Can a bonus letter trigger income tax liability?

When is income “earned”?

According to the established practice of the Federal Supreme Court, income or gains are deemed realised for tax purposes as soon as the taxpayer receives benefits or at least acquires a irrevocable claim to them that he can actually dispose of. It can be in the form ownership of an asset (i.e. cash transferred to a bank account) or an enforceable claim against a debtor (e.g. the employer).

Can a bonus letter trigger tax obligations?  

It depends, how the letter is worded. The Federal Supreme Court recently had to rule on a case of a bonus letter. They decided that the bonus letter did not trigger the income tax obligation because there was a clear statement that the bonus was “voluntary and variable” and that this wording would not give the employee an enforceable claim to the bonus. However, if the bonus letter was worded differently and had given the employee an enforceable claim, the bonus letter itself would have triggered the tax obligation and not the cash payment that followed in a few months.

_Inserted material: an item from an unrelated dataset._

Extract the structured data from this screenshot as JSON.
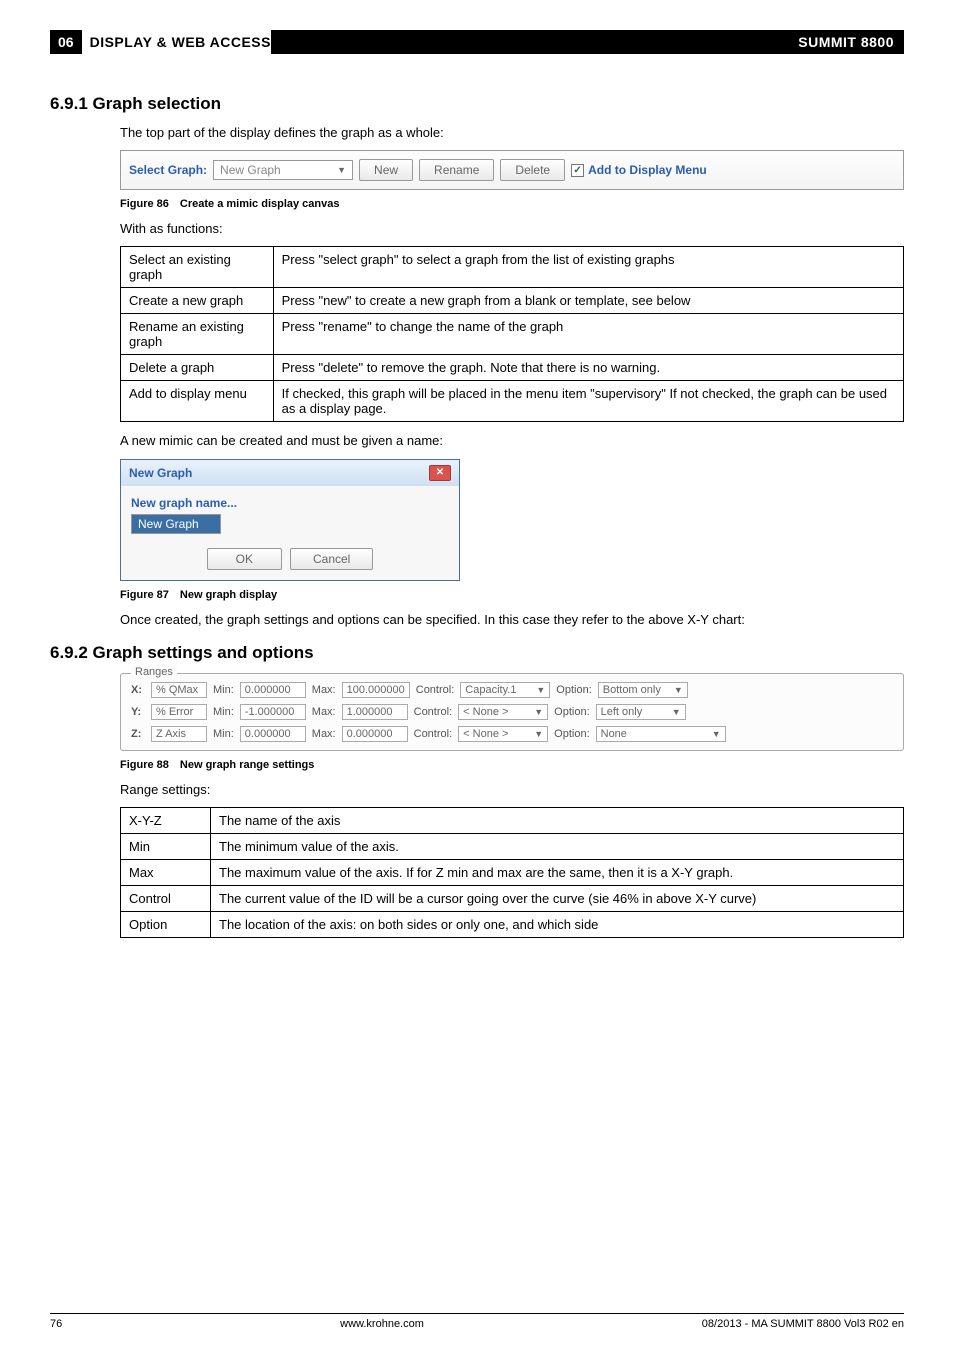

Many practitioners are not aware that a bonus letter could already trigger an income tax obligation. Since the bonus letter is often sent a few months prior to the actual payments, the time of the taxation might have a significant impact on the tax burden, specially if the employee leaves the country before the bonus is actually paid out (because in that scenario the bonus will subject to a higher withholding tax rate).

Therefore, it is strongly recommended to use very clear language in the bonus letter whether a bonus is “unconditionally and irrevocably due” (and therefore taxed immediately) or “voluntary and subject to change” (and therefore taxed a payout.